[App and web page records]
++++++++

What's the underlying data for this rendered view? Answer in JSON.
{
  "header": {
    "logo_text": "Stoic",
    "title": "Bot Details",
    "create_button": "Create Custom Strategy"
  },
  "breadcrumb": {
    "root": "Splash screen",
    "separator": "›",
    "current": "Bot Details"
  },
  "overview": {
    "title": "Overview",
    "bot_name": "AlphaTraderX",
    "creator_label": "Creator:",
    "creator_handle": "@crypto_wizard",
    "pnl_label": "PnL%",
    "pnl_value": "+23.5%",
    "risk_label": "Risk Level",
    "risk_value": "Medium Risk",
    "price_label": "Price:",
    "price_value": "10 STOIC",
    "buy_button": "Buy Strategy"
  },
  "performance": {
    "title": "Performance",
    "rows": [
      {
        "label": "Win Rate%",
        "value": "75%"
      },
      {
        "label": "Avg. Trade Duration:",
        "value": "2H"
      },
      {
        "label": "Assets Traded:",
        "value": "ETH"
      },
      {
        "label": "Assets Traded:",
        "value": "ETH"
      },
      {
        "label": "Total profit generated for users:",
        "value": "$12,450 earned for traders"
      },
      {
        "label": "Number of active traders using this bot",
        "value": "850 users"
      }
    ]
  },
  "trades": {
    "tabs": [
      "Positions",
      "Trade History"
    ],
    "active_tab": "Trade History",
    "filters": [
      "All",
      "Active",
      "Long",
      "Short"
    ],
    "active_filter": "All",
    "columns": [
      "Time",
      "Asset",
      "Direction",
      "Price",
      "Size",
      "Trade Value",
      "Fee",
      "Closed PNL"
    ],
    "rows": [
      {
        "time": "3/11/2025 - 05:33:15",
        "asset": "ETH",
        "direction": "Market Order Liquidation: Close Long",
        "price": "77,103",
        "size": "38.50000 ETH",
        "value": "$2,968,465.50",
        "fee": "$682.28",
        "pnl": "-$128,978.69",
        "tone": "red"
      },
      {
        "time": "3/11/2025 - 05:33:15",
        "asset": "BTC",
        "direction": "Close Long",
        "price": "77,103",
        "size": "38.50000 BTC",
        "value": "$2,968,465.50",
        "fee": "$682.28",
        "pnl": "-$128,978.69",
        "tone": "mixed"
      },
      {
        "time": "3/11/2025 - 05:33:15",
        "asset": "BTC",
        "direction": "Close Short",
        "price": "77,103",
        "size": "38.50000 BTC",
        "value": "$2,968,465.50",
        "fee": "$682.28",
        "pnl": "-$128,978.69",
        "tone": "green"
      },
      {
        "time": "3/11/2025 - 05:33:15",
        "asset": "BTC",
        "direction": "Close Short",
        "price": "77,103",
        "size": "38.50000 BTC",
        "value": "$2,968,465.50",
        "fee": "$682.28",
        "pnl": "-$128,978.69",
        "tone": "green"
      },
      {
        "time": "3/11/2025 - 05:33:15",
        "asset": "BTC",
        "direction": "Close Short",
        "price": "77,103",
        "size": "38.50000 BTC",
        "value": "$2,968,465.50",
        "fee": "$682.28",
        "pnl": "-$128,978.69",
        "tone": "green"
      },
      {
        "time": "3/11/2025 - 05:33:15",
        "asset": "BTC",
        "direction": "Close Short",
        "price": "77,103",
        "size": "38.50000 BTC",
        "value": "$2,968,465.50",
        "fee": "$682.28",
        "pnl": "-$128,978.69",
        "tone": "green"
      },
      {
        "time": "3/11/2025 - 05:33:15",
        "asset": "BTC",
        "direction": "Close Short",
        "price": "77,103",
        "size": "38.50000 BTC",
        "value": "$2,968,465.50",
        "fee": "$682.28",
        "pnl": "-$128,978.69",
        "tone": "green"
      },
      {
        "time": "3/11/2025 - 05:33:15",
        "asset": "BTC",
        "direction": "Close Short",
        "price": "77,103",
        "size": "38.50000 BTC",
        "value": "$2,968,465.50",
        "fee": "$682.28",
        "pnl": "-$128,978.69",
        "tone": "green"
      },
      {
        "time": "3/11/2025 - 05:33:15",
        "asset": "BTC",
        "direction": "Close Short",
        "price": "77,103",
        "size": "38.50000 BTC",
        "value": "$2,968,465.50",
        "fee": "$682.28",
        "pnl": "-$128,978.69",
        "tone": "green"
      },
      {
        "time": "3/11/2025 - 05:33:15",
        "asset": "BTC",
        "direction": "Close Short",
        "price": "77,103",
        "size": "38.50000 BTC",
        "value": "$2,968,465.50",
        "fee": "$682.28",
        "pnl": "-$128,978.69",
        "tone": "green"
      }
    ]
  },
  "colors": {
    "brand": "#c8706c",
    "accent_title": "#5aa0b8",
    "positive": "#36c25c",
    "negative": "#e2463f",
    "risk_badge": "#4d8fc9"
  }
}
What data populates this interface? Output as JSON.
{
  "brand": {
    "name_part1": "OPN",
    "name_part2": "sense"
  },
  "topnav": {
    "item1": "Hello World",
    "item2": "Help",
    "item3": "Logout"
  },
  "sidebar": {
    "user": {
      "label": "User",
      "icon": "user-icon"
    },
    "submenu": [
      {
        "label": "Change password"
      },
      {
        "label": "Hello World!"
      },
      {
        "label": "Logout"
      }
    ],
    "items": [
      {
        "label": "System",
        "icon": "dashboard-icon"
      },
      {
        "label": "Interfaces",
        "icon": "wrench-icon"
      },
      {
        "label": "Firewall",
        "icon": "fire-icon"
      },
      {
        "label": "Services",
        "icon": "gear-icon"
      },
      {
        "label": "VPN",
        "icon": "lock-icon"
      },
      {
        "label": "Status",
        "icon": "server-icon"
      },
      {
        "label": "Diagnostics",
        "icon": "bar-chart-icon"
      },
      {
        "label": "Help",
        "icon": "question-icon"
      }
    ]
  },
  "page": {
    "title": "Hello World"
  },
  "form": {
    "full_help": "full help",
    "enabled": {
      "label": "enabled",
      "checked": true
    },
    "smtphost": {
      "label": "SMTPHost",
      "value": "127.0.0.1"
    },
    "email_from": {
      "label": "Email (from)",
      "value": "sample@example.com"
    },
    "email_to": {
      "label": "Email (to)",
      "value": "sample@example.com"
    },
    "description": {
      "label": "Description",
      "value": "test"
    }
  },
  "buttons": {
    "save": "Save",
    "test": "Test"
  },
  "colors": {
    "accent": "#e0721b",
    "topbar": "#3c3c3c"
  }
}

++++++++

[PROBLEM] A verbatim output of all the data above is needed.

[YOUR RESPONSE]
What's the underlying data for this rendered view? Answer in JSON.
{
  "header": {
    "logo_text": "Stoic",
    "title": "Bot Details",
    "create_button": "Create Custom Strategy"
  },
  "breadcrumb": {
    "root": "Splash screen",
    "separator": "›",
    "current": "Bot Details"
  },
  "overview": {
    "title": "Overview",
    "bot_name": "AlphaTraderX",
    "creator_label": "Creator:",
    "creator_handle": "@crypto_wizard",
    "pnl_label": "PnL%",
    "pnl_value": "+23.5%",
    "risk_label": "Risk Level",
    "risk_value": "Medium Risk",
    "price_label": "Price:",
    "price_value": "10 STOIC",
    "buy_button": "Buy Strategy"
  },
  "performance": {
    "title": "Performance",
    "rows": [
      {
        "label": "Win Rate%",
        "value": "75%"
      },
      {
        "label": "Avg. Trade Duration:",
        "value": "2H"
      },
      {
        "label": "Assets Traded:",
        "value": "ETH"
      },
      {
        "label": "Assets Traded:",
        "value": "ETH"
      },
      {
        "label": "Total profit generated for users:",
        "value": "$12,450 earned for traders"
      },
      {
        "label": "Number of active traders using this bot",
        "value": "850 users"
      }
    ]
  },
  "trades": {
    "tabs": [
      "Positions",
      "Trade History"
    ],
    "active_tab": "Trade History",
    "filters": [
      "All",
      "Active",
      "Long",
      "Short"
    ],
    "active_filter": "All",
    "columns": [
      "Time",
      "Asset",
      "Direction",
      "Price",
      "Size",
      "Trade Value",
      "Fee",
      "Closed PNL"
    ],
    "rows": [
      {
        "time": "3/11/2025 - 05:33:15",
        "asset": "ETH",
        "direction": "Market Order Liquidation: Close Long",
        "price": "77,103",
        "size": "38.50000 ETH",
        "value": "$2,968,465.50",
        "fee": "$682.28",
        "pnl": "-$128,978.69",
        "tone": "red"
      },
      {
        "time": "3/11/2025 - 05:33:15",
        "asset": "BTC",
        "direction": "Close Long",
        "price": "77,103",
        "size": "38.50000 BTC",
        "value": "$2,968,465.50",
        "fee": "$682.28",
        "pnl": "-$128,978.69",
        "tone": "mixed"
      },
      {
        "time": "3/11/2025 - 05:33:15",
        "asset": "BTC",
        "direction": "Close Short",
        "price": "77,103",
        "size": "38.50000 BTC",
        "value": "$2,968,465.50",
        "fee": "$682.28",
        "pnl": "-$128,978.69",
        "tone": "green"
      },
      {
        "time": "3/11/2025 - 05:33:15",
        "asset": "BTC",
        "direction": "Close Short",
        "price": "77,103",
        "size": "38.50000 BTC",
        "value": "$2,968,465.50",
        "fee": "$682.28",
        "pnl": "-$128,978.69",
        "tone": "green"
      },
      {
        "time": "3/11/2025 - 05:33:15",
        "asset": "BTC",
        "direction": "Close Short",
        "price": "77,103",
        "size": "38.50000 BTC",
        "value": "$2,968,465.50",
        "fee": "$682.28",
        "pnl": "-$128,978.69",
        "tone": "green"
      },
      {
        "time": "3/11/2025 - 05:33:15",
        "asset": "BTC",
        "direction": "Close Short",
        "price": "77,103",
        "size": "38.50000 BTC",
        "value": "$2,968,465.50",
        "fee": "$682.28",
        "pnl": "-$128,978.69",
        "tone": "green"
      },
      {
        "time": "3/11/2025 - 05:33:15",
        "asset": "BTC",
        "direction": "Close Short",
        "price": "77,103",
        "size": "38.50000 BTC",
        "value": "$2,968,465.50",
        "fee": "$682.28",
        "pnl": "-$128,978.69",
        "tone": "green"
      },
      {
        "time": "3/11/2025 - 05:33:15",
        "asset": "BTC",
        "direction": "Close Short",
        "price": "77,103",
        "size": "38.50000 BTC",
        "value": "$2,968,465.50",
        "fee": "$682.28",
        "pnl": "-$128,978.69",
        "tone": "green"
      },
      {
        "time": "3/11/2025 - 05:33:15",
        "asset": "BTC",
        "direction": "Close Short",
        "price": "77,103",
        "size": "38.50000 BTC",
        "value": "$2,968,465.50",
        "fee": "$682.28",
        "pnl": "-$128,978.69",
        "tone": "green"
      },
      {
        "time": "3/11/2025 - 05:33:15",
        "asset": "BTC",
        "direction": "Close Short",
        "price": "77,103",
        "size": "38.50000 BTC",
        "value": "$2,968,465.50",
        "fee": "$682.28",
        "pnl": "-$128,978.69",
        "tone": "green"
      }
    ]
  },
  "colors": {
    "brand": "#c8706c",
    "accent_title": "#5aa0b8",
    "positive": "#36c25c",
    "negative": "#e2463f",
    "risk_badge": "#4d8fc9"
  }
}
What data populates this interface? Output as JSON.
{
  "brand": {
    "name_part1": "OPN",
    "name_part2": "sense"
  },
  "topnav": {
    "item1": "Hello World",
    "item2": "Help",
    "item3": "Logout"
  },
  "sidebar": {
    "user": {
      "label": "User",
      "icon": "user-icon"
    },
    "submenu": [
      {
        "label": "Change password"
      },
      {
        "label": "Hello World!"
      },
      {
        "label": "Logout"
      }
    ],
    "items": [
      {
        "label": "System",
        "icon": "dashboard-icon"
      },
      {
        "label": "Interfaces",
        "icon": "wrench-icon"
      },
      {
        "label": "Firewall",
        "icon": "fire-icon"
      },
      {
        "label": "Services",
        "icon": "gear-icon"
      },
      {
        "label": "VPN",
        "icon": "lock-icon"
      },
      {
        "label": "Status",
        "icon": "server-icon"
      },
      {
        "label": "Diagnostics",
        "icon": "bar-chart-icon"
      },
      {
        "label": "Help",
        "icon": "question-icon"
      }
    ]
  },
  "page": {
    "title": "Hello World"
  },
  "form": {
    "full_help": "full help",
    "enabled": {
      "label": "enabled",
      "checked": true
    },
    "smtphost": {
      "label": "SMTPHost",
      "value": "127.0.0.1"
    },
    "email_from": {
      "label": "Email (from)",
      "value": "sample@example.com"
    },
    "email_to": {
      "label": "Email (to)",
      "value": "sample@example.com"
    },
    "description": {
      "label": "Description",
      "value": "test"
    }
  },
  "buttons": {
    "save": "Save",
    "test": "Test"
  },
  "colors": {
    "accent": "#e0721b",
    "topbar": "#3c3c3c"
  }
}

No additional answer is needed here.